Records from a data source
== Segment start ==

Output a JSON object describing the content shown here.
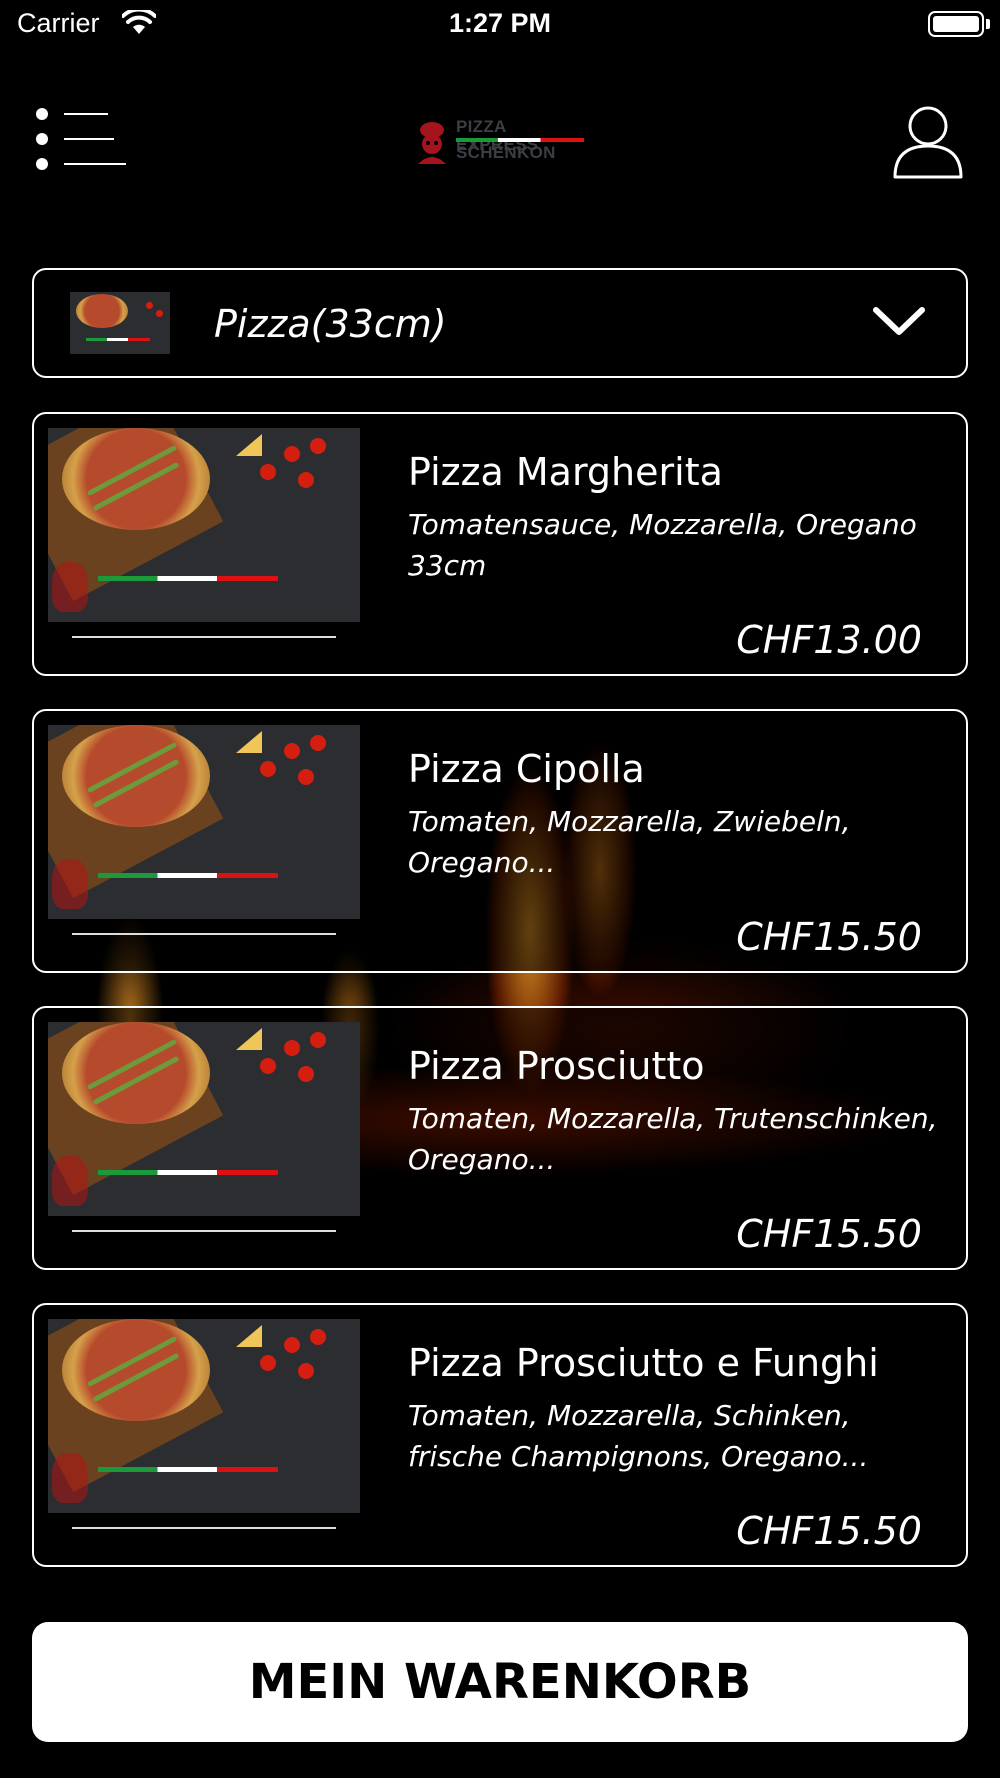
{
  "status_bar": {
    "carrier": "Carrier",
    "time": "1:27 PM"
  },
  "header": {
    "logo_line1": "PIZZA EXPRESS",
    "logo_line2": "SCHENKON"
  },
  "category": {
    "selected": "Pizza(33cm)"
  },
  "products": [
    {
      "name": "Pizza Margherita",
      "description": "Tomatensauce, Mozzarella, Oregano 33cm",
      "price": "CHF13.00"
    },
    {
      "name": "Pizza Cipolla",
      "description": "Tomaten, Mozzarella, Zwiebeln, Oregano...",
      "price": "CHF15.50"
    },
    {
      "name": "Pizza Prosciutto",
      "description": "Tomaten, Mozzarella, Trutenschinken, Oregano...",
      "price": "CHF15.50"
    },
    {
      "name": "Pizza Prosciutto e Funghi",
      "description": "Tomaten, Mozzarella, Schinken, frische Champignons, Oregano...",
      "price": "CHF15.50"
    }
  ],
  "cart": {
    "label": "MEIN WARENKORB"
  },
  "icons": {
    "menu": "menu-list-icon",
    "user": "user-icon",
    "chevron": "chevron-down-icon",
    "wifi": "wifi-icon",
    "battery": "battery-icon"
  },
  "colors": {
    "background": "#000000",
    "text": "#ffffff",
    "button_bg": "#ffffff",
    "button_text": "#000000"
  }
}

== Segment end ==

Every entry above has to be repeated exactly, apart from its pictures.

Output a JSON object describing the content shown here.
{
  "status_bar": {
    "carrier": "Carrier",
    "time": "1:27 PM"
  },
  "header": {
    "logo_line1": "PIZZA EXPRESS",
    "logo_line2": "SCHENKON"
  },
  "category": {
    "selected": "Pizza(33cm)"
  },
  "products": [
    {
      "name": "Pizza Margherita",
      "description": "Tomatensauce, Mozzarella, Oregano 33cm",
      "price": "CHF13.00"
    },
    {
      "name": "Pizza Cipolla",
      "description": "Tomaten, Mozzarella, Zwiebeln, Oregano...",
      "price": "CHF15.50"
    },
    {
      "name": "Pizza Prosciutto",
      "description": "Tomaten, Mozzarella, Trutenschinken, Oregano...",
      "price": "CHF15.50"
    },
    {
      "name": "Pizza Prosciutto e Funghi",
      "description": "Tomaten, Mozzarella, Schinken, frische Champignons, Oregano...",
      "price": "CHF15.50"
    }
  ],
  "cart": {
    "label": "MEIN WARENKORB"
  },
  "icons": {
    "menu": "menu-list-icon",
    "user": "user-icon",
    "chevron": "chevron-down-icon",
    "wifi": "wifi-icon",
    "battery": "battery-icon"
  },
  "colors": {
    "background": "#000000",
    "text": "#ffffff",
    "button_bg": "#ffffff",
    "button_text": "#000000"
  }
}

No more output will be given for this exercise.